Imogen Taylor, Balls Deep, Michael Lett, 285/2 Great North Road, Newton, Auckland, until February 25th.
The 2011 Auckland Art Fair was noticeably smaller than previous years, with former Aussie attendants like Roslyn Oxley9 and Anna Schwartz absent this time around. Despite this, the fair took well to its new home at the Viaduct Events Centre and proved to be a hive of activity. Here’s a round-up:
Most dangerous artwork:
Helen Johnson’s El Grande, 2007. This quilted work was installed on the floor of one of the the event centre’s main thoroughfares until a gentleman had the misfortune to slip and fall upon it, wiping out on the concrete floor. El Grande was promptly removed.
Most confusingly appealing artwork:
Campbell Patterson’s sultana bran, spit and towel ensembles exhibited by Michael Lett.
Hopkinson Cundy, who were deemed too young a business to be included this year. Despite this, it was Hopkinson Cundy that organised the Vernissage after-party at Swashbucklers, where Wellington dealer Hamish McKay indulged in a little dancing on the tables.
Leg of Lamb was lucky enough to catch the last day of Michael Parekowhai’s exhibition, ‘The Moment of Cubism’ at Michael Lett in Auckland recently. The gallery was almost entirely filled by a pair of giant elephant bookends, up-ended and butting into walls. These creamy pachyderms were both monumental and playful but it was a small series of sculptures that stole the show. Tucked away at the rear of the gallery sat a selection of twiggy shrubs. Each piece was cast in bronze and the pallet on which some of them sat was bronze too.
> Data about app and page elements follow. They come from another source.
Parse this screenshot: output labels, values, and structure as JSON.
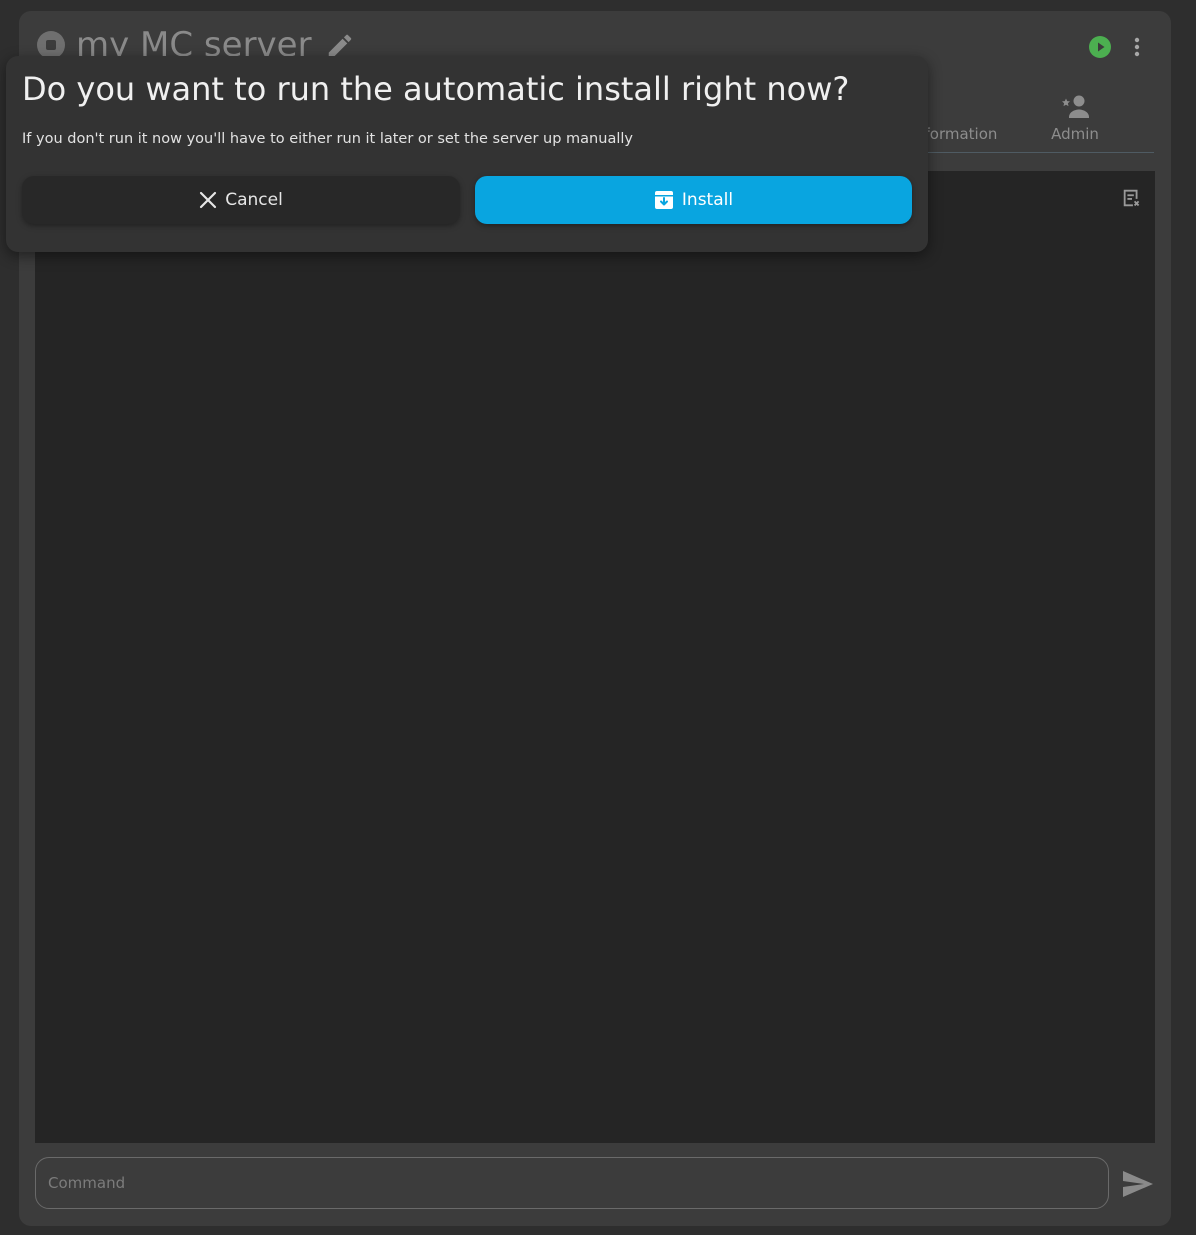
{
  "header": {
    "server_name": "my MC server"
  },
  "tabs": {
    "information_label": "Information",
    "admin_label": "Admin"
  },
  "console": {
    "command_placeholder": "Command"
  },
  "dialog": {
    "title": "Do you want to run the automatic install right now?",
    "text": "If you don't run it now you'll have to either run it later or set the server up manually",
    "cancel_label": "Cancel",
    "install_label": "Install"
  },
  "colors": {
    "accent": "#09a5e0",
    "running_green": "#4caf50",
    "background": "#2e2e2e",
    "card": "#3c3c3c",
    "console": "#252525"
  },
  "icons": {
    "status": "stop-circle-icon",
    "edit": "pencil-icon",
    "start": "play-circle-icon",
    "more": "dots-vertical-icon",
    "admin": "account-star-icon",
    "clear": "note-remove-icon",
    "send": "send-icon",
    "cancel": "close-icon",
    "install": "archive-arrow-down-icon"
  }
}
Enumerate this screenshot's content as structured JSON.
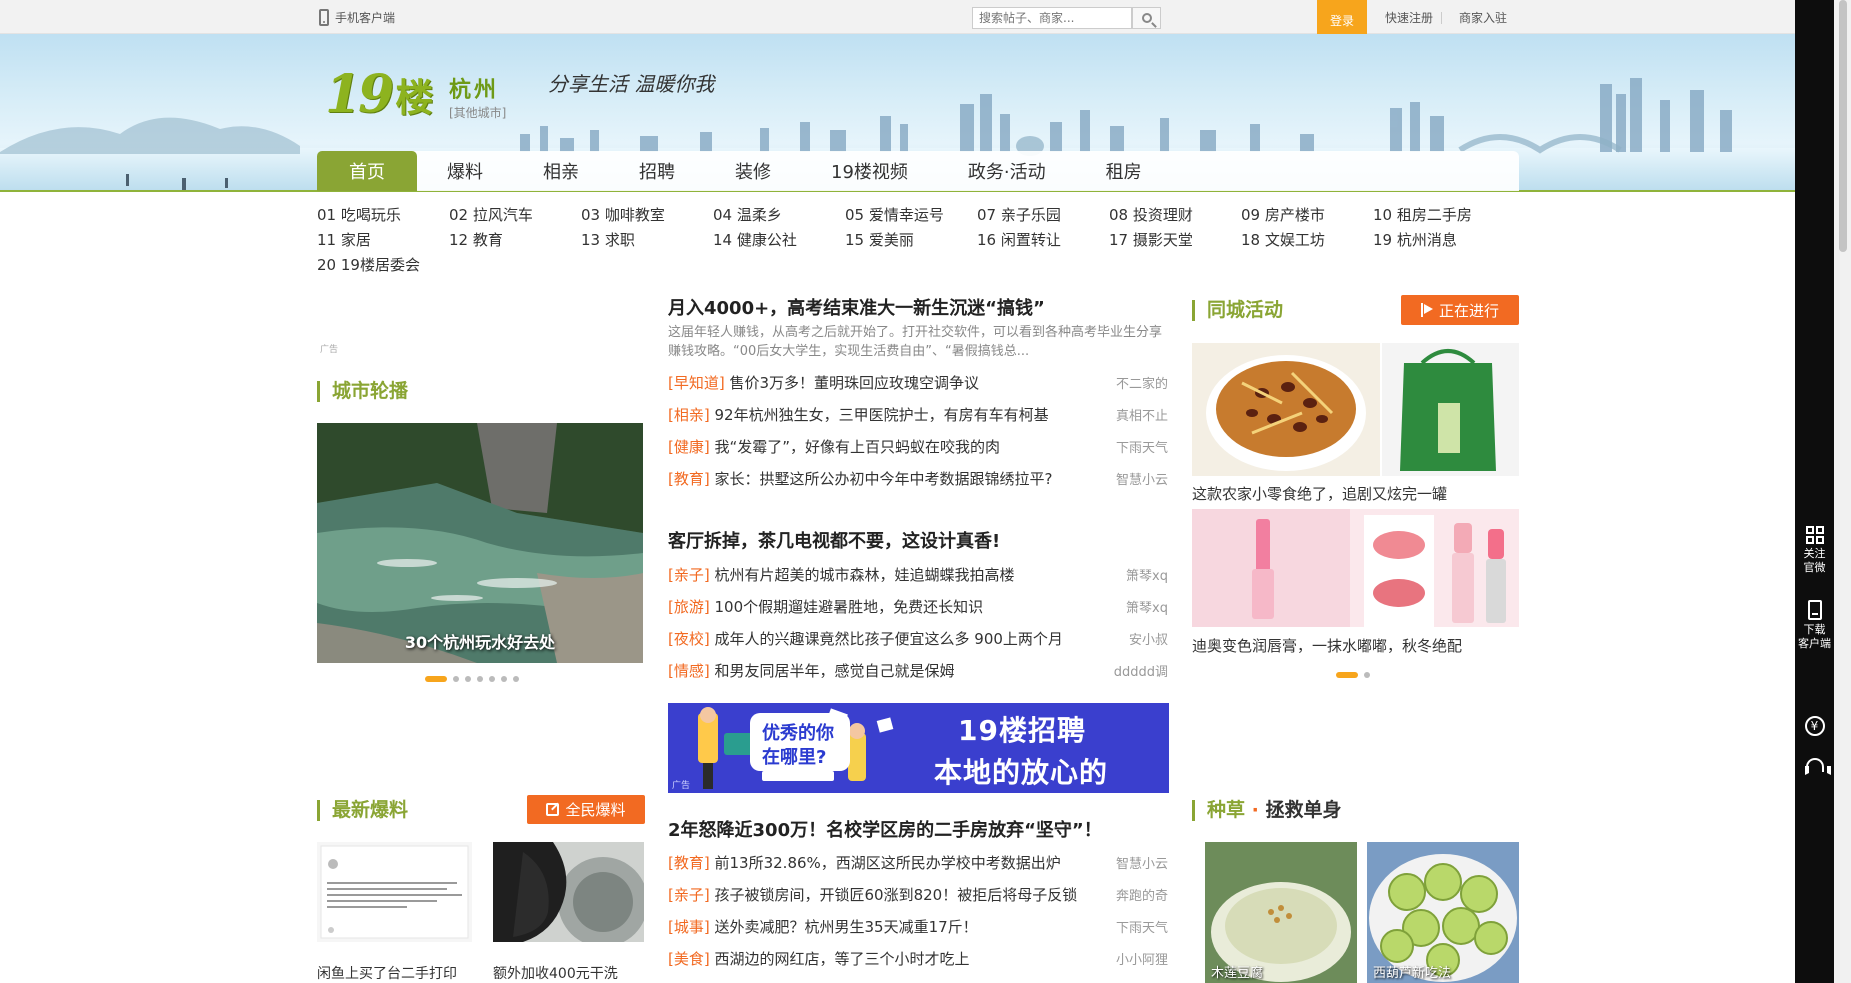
{
  "topbar": {
    "mobile_client": "手机客户端",
    "search_placeholder": "搜索帖子、商家...",
    "login": "登录",
    "quick_register": "快速注册",
    "merchant_join": "商家入驻"
  },
  "brand": {
    "logo_num": "19",
    "logo_char": "楼",
    "city": "杭州",
    "other_city": "[其他城市]",
    "slogan": "分享生活 温暖你我"
  },
  "nav": [
    "首页",
    "爆料",
    "相亲",
    "招聘",
    "装修",
    "19楼视频",
    "政务·活动",
    "租房"
  ],
  "channels": [
    "01 吃喝玩乐",
    "02 拉风汽车",
    "03 咖啡教室",
    "04 温柔乡",
    "05 爱情幸运号",
    "07 亲子乐园",
    "08 投资理财",
    "09 房产楼市",
    "10 租房二手房",
    "11 家居",
    "12 教育",
    "13 求职",
    "14 健康公社",
    "15 爱美丽",
    "16 闲置转让",
    "17 摄影天堂",
    "18 文娱工坊",
    "19 杭州消息",
    "20 19楼居委会"
  ],
  "left": {
    "ad_label": "广告",
    "carousel_title": "城市轮播",
    "carousel_caption": "30个杭州玩水好去处",
    "latest_title": "最新爆料",
    "latest_button": "全民爆料",
    "thumbs": [
      {
        "caption": "闲鱼上买了台二手打印"
      },
      {
        "caption": "额外加收400元干洗"
      }
    ]
  },
  "center": {
    "block1": {
      "headline": "月入4000+，高考结束准大一新生沉迷“搞钱”",
      "summary": "这届年轻人赚钱，从高考之后就开始了。打开社交软件，可以看到各种高考毕业生分享赚钱攻略。“00后女大学生，实现生活费自由”、“暑假搞钱总...",
      "items": [
        {
          "tag": "[早知道]",
          "title": "售价3万多！董明珠回应玫瑰空调争议",
          "author": "不二家的"
        },
        {
          "tag": "[相亲]",
          "title": "92年杭州独生女，三甲医院护士，有房有车有柯基",
          "author": "真相不止"
        },
        {
          "tag": "[健康]",
          "title": "我“发霉了”，好像有上百只蚂蚁在咬我的肉",
          "author": "下雨天气"
        },
        {
          "tag": "[教育]",
          "title": "家长：拱墅这所公办初中今年中考数据跟锦绣拉平?",
          "author": "智慧小云"
        }
      ]
    },
    "block2": {
      "headline": "客厅拆掉，茶几电视都不要，这设计真香!",
      "items": [
        {
          "tag": "[亲子]",
          "title": "杭州有片超美的城市森林，娃追蝴蝶我拍高楼",
          "author": "箫琴xq"
        },
        {
          "tag": "[旅游]",
          "title": "100个假期遛娃避暑胜地，免费还长知识",
          "author": "箫琴xq"
        },
        {
          "tag": "[夜校]",
          "title": "成年人的兴趣课竟然比孩子便宜这么多 900上两个月",
          "author": "安小叔"
        },
        {
          "tag": "[情感]",
          "title": "和男友同居半年，感觉自己就是保姆",
          "author": "ddddd调"
        }
      ]
    },
    "ad": {
      "bubble1": "优秀的你",
      "bubble2": "在哪里?",
      "line1": "19楼招聘",
      "line2": "本地的放心的",
      "ad_label": "广告"
    },
    "block3": {
      "headline": "2年怒降近300万！名校学区房的二手房放弃“坚守”！",
      "items": [
        {
          "tag": "[教育]",
          "title": "前13所32.86%，西湖区这所民办学校中考数据出炉",
          "author": "智慧小云"
        },
        {
          "tag": "[亲子]",
          "title": "孩子被锁房间，开锁匠60涨到820！被拒后将母子反锁",
          "author": "奔跑的奇"
        },
        {
          "tag": "[城事]",
          "title": "送外卖减肥？杭州男生35天减重17斤！",
          "author": "下雨天气"
        },
        {
          "tag": "[美食]",
          "title": "西湖边的网红店，等了三个小时才吃上",
          "author": "小小阿狸"
        }
      ]
    }
  },
  "right": {
    "activity_title": "同城活动",
    "activity_button": "正在进行",
    "cards": [
      {
        "caption": "这款农家小零食绝了，追剧又炫完一罐"
      },
      {
        "caption": "迪奥变色润唇膏，一抹水嘟嘟，秋冬绝配"
      }
    ],
    "grass_title_a": "种草",
    "grass_dot": "·",
    "grass_title_b": "拯救单身",
    "grass_items": [
      {
        "caption": "木莲豆腐"
      },
      {
        "caption": "西葫芦新吃法"
      }
    ]
  },
  "sidebar": {
    "follow_line1": "关注",
    "follow_line2": "官微",
    "download_line1": "下载",
    "download_line2": "客户端",
    "yen_glyph": "¥"
  },
  "colors": {
    "brand_green": "#8aa534",
    "accent_orange": "#f26a22",
    "login_orange": "#f7a51c",
    "ad_blue": "#3a3fce"
  }
}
Obviously, these little lemon trees will end up in disparate locations, maybe purchased by private collectors or public institutions. Like his previous series, ‘Ten Guitars’, however, Parekowhai envisions that the sculptures will be brought together again some time in the future and exhibited as a full set. At $40,000.00 a piece this will be a very expensive orchard…